Initial blood work redemonstrated the patient’s long-standing mild thrombocytopenia (80 × 109 cells/L). She had elevation of alanine transaminase (160 U/L) and aspartate transaminase (109 U/L). Liver function tests, lipase, troponin, and creatine kinase were within normal limits. An abdominal computed tomography scan showed no obstruction, colitis, perforation, or nephrolithiasis. Subsequent investigation revealed an undetectable thyroid-stimulating hormone (<0.02 mIU/L; normal, 0.5-5) with concomitantly elevated free T3 (14.2 pmol/L; normal, 3.1-6.8) and free T4 (78 pmol/L; normal, 10-22). She was not taking biotin supplements.

A diagnosis of hyperthyroidism was made. After initiation of propranolol 10 mg by mouth 3 times a day, she had rapid symptomatic resolution. She was able to tolerate oral intake after 1 day and was discharged home after 3 days. An outpatient 24-hour radioactive iodine thyroid uptake scan demonstrated diffusely elevated uptake at 45.2% (normal, 8%-25%). Further identification of elevated serum thyrotropin receptor antibodies confirmed the diagnosis of Graves’ disease. She was asymptomatic and euthyroid after 4 months of treatment with methimazole, and her alanine transaminase and aspartate transaminase had also returned to within normal limits.

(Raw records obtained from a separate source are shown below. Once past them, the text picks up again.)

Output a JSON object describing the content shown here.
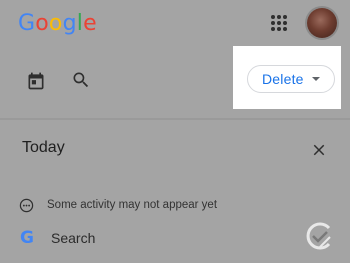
{
  "header": {
    "logo_letters": [
      {
        "char": "G",
        "color": "#4285F4"
      },
      {
        "char": "o",
        "color": "#EA4335"
      },
      {
        "char": "o",
        "color": "#FBBC05"
      },
      {
        "char": "g",
        "color": "#4285F4"
      },
      {
        "char": "l",
        "color": "#34A853"
      },
      {
        "char": "e",
        "color": "#EA4335"
      }
    ],
    "apps_icon": "apps-grid-icon",
    "avatar_icon": "account-avatar"
  },
  "toolbar": {
    "calendar_icon": "calendar-icon",
    "search_icon": "search-icon",
    "delete_label": "Delete",
    "delete_menu_icon": "dropdown-arrow-icon",
    "accent_color": "#1a73e8"
  },
  "section": {
    "title": "Today",
    "close_icon": "close-icon"
  },
  "activity": {
    "notice": "Some activity may not appear yet",
    "notice_icon": "more-horizontal-circle-icon",
    "item_product": "Search",
    "item_icon": "google-g-icon"
  }
}
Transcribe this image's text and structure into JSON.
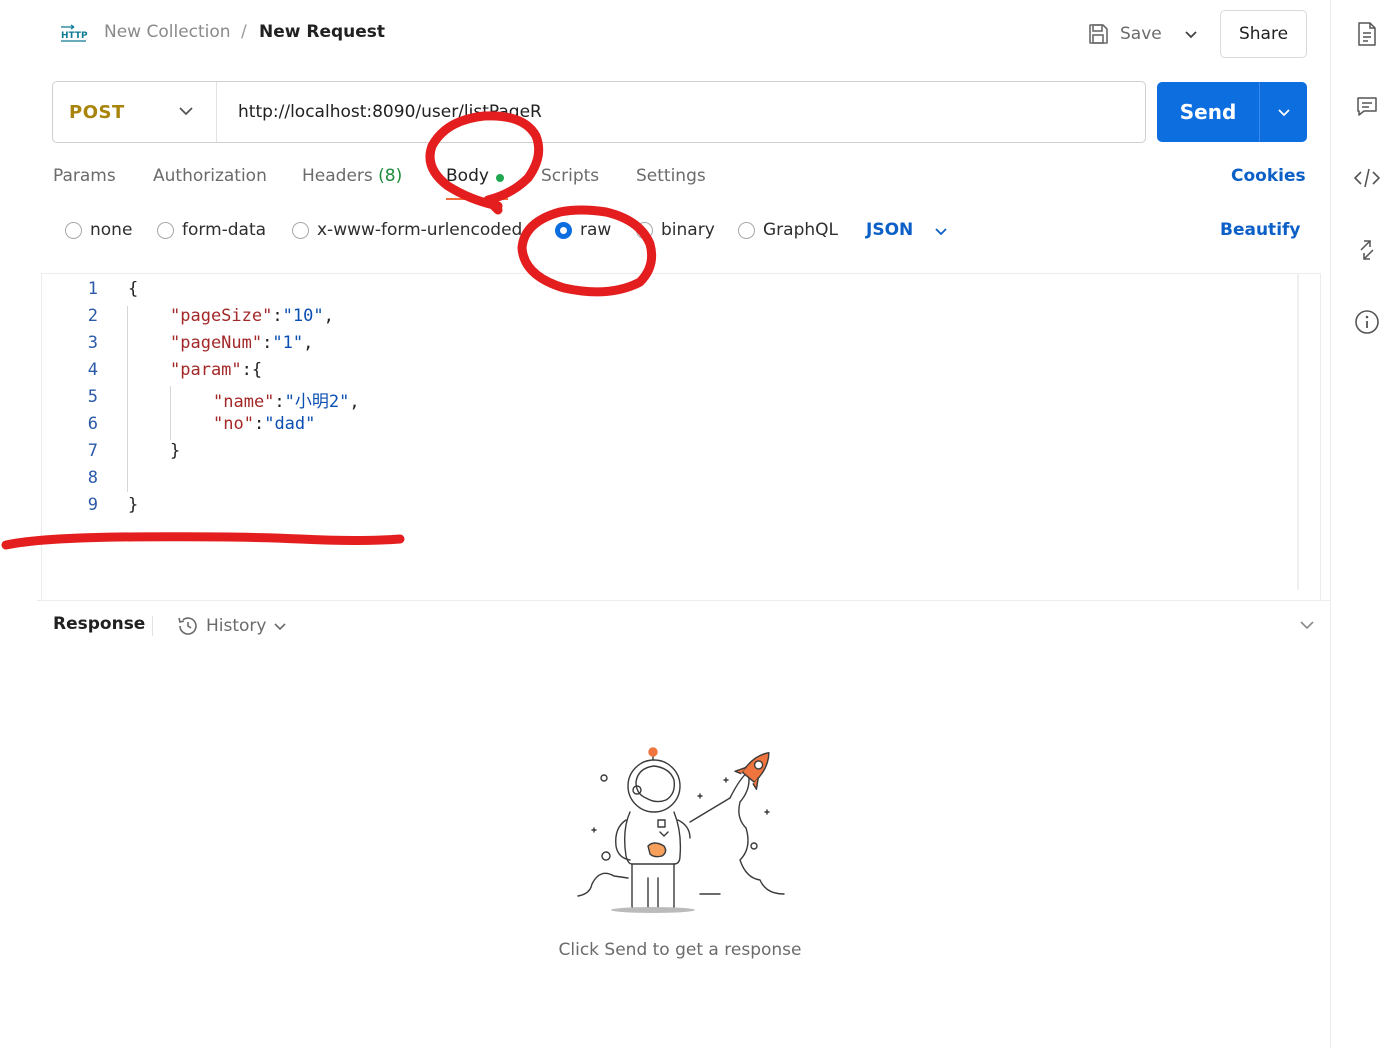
{
  "header": {
    "collection": "New Collection",
    "separator": "/",
    "request_name": "New Request",
    "save_label": "Save",
    "share_label": "Share"
  },
  "request": {
    "method": "POST",
    "url": "http://localhost:8090/user/listPageR",
    "send_label": "Send"
  },
  "tabs": [
    {
      "label": "Params"
    },
    {
      "label": "Authorization"
    },
    {
      "label": "Headers",
      "count": "(8)"
    },
    {
      "label": "Body"
    },
    {
      "label": "Scripts"
    },
    {
      "label": "Settings"
    }
  ],
  "cookies_label": "Cookies",
  "body_types": [
    {
      "label": "none",
      "selected": false
    },
    {
      "label": "form-data",
      "selected": false
    },
    {
      "label": "x-www-form-urlencoded",
      "selected": false
    },
    {
      "label": "raw",
      "selected": true
    },
    {
      "label": "binary",
      "selected": false
    },
    {
      "label": "GraphQL",
      "selected": false
    }
  ],
  "raw_format": "JSON",
  "beautify_label": "Beautify",
  "editor": {
    "line_numbers": [
      "1",
      "2",
      "3",
      "4",
      "5",
      "6",
      "7",
      "8",
      "9"
    ],
    "lines": [
      {
        "segments": [
          {
            "text": "{",
            "kind": "p"
          }
        ]
      },
      {
        "segments": [
          {
            "text": "\"pageSize\"",
            "kind": "k"
          },
          {
            "text": ":",
            "kind": "p"
          },
          {
            "text": "\"10\"",
            "kind": "s"
          },
          {
            "text": ",",
            "kind": "p"
          }
        ]
      },
      {
        "segments": [
          {
            "text": "\"pageNum\"",
            "kind": "k"
          },
          {
            "text": ":",
            "kind": "p"
          },
          {
            "text": "\"1\"",
            "kind": "s"
          },
          {
            "text": ",",
            "kind": "p"
          }
        ]
      },
      {
        "segments": [
          {
            "text": "\"param\"",
            "kind": "k"
          },
          {
            "text": ":{",
            "kind": "p"
          }
        ]
      },
      {
        "segments": [
          {
            "text": "\"name\"",
            "kind": "k"
          },
          {
            "text": ":",
            "kind": "p"
          },
          {
            "text": "\"小明2\"",
            "kind": "s"
          },
          {
            "text": ",",
            "kind": "p"
          }
        ]
      },
      {
        "segments": [
          {
            "text": "\"no\"",
            "kind": "k"
          },
          {
            "text": ":",
            "kind": "p"
          },
          {
            "text": "\"dad\"",
            "kind": "s"
          }
        ]
      },
      {
        "segments": [
          {
            "text": "}",
            "kind": "p"
          }
        ]
      },
      {
        "segments": []
      },
      {
        "segments": [
          {
            "text": "}",
            "kind": "p"
          }
        ]
      }
    ]
  },
  "response": {
    "label": "Response",
    "history_label": "History",
    "empty_message": "Click Send to get a response"
  },
  "colors": {
    "accent": "#0d6ee0",
    "method": "#a8840b",
    "annotation": "#e41e1e",
    "key": "#a32828",
    "string": "#0b4fb3"
  },
  "right_bar_icons": [
    "document-icon",
    "comment-icon",
    "code-icon",
    "arrows-icon",
    "info-icon"
  ]
}
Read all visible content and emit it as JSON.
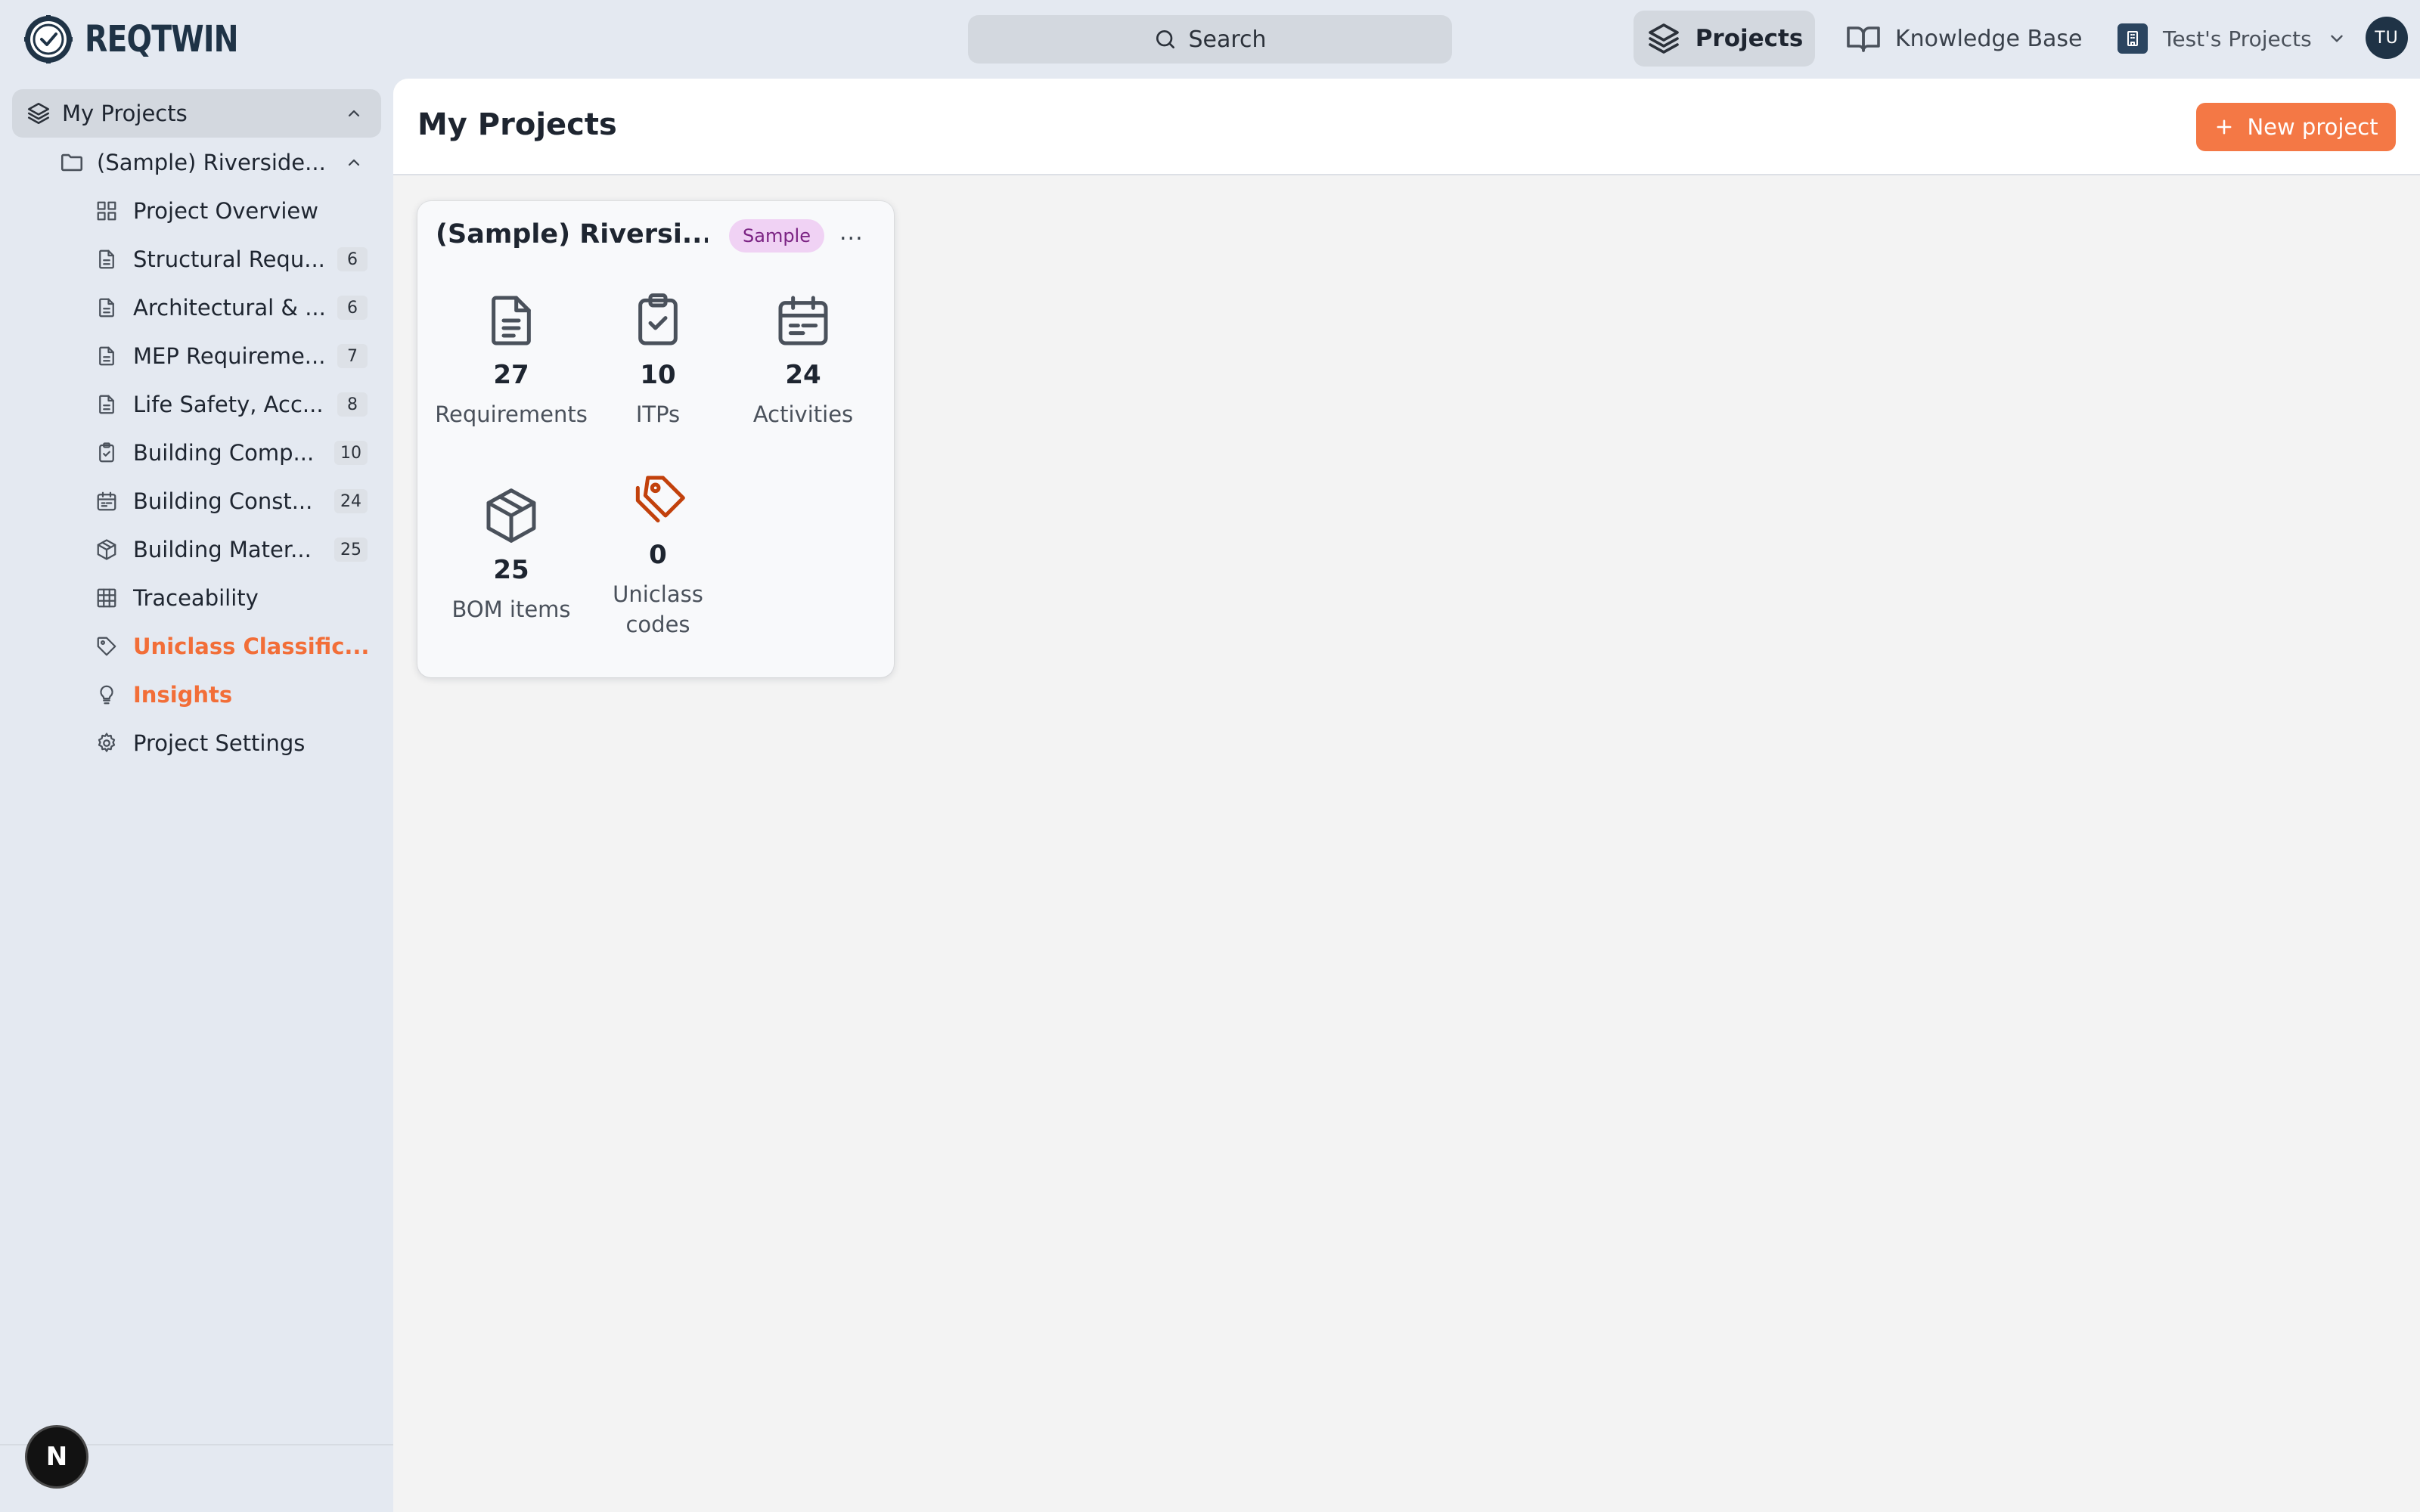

Gastrointestinal manifestations of hyperthyroidism classically include diarrhea, frequent defecation, and weight loss despite increased appetite.1 Nausea and vomiting are underappreciated symptoms of hyperthyroidism.2 The underlying mechanism of thyrotoxicosis-induced vomiting is incompletely understood; however, there are several theories (Figure).3, 4 The rapid improvement in vomiting with beta-blockade suggests a causative role of beta-adrenergic activity, but the precise mechanism is not known.2 Direct signaling of the chemoreceptor trigger zone by thyroid hormones may elicit vomiting. Dysfunctional gastric emptying owing to pyloric sphincter dysregulation has also been proposed. With respect to other underappreciated gastrointestinal manifestations, elevated liver enzymes can be seen in about one-third of hyperthyroid patients, with normalization following treatment. This hepatic injury may be caused by hypoxia owing to increased oxygen demand without compensated blood flow.5This case highlights the importance of conducting a thorough physical examination when the underlying etiology for gastrointestinal symptoms is not otherwise evident. Detection of a goiter or other signs suggestive of thyrotoxicosis, such as tremor, hyperreflexia, or ophthalmologic signs, are important clinical findings that can lead to the correct diagnosis of unexplained gastrointestinal syndromes.

To read this article in its entirety please visit our website.

-Ari B. Cuperfain, MSc, Eric A. Coomes, MD, Edward Etchells, MD, MSc

This article originally appeared in the November issue of The American Journal of Medicine.

Comments are closed.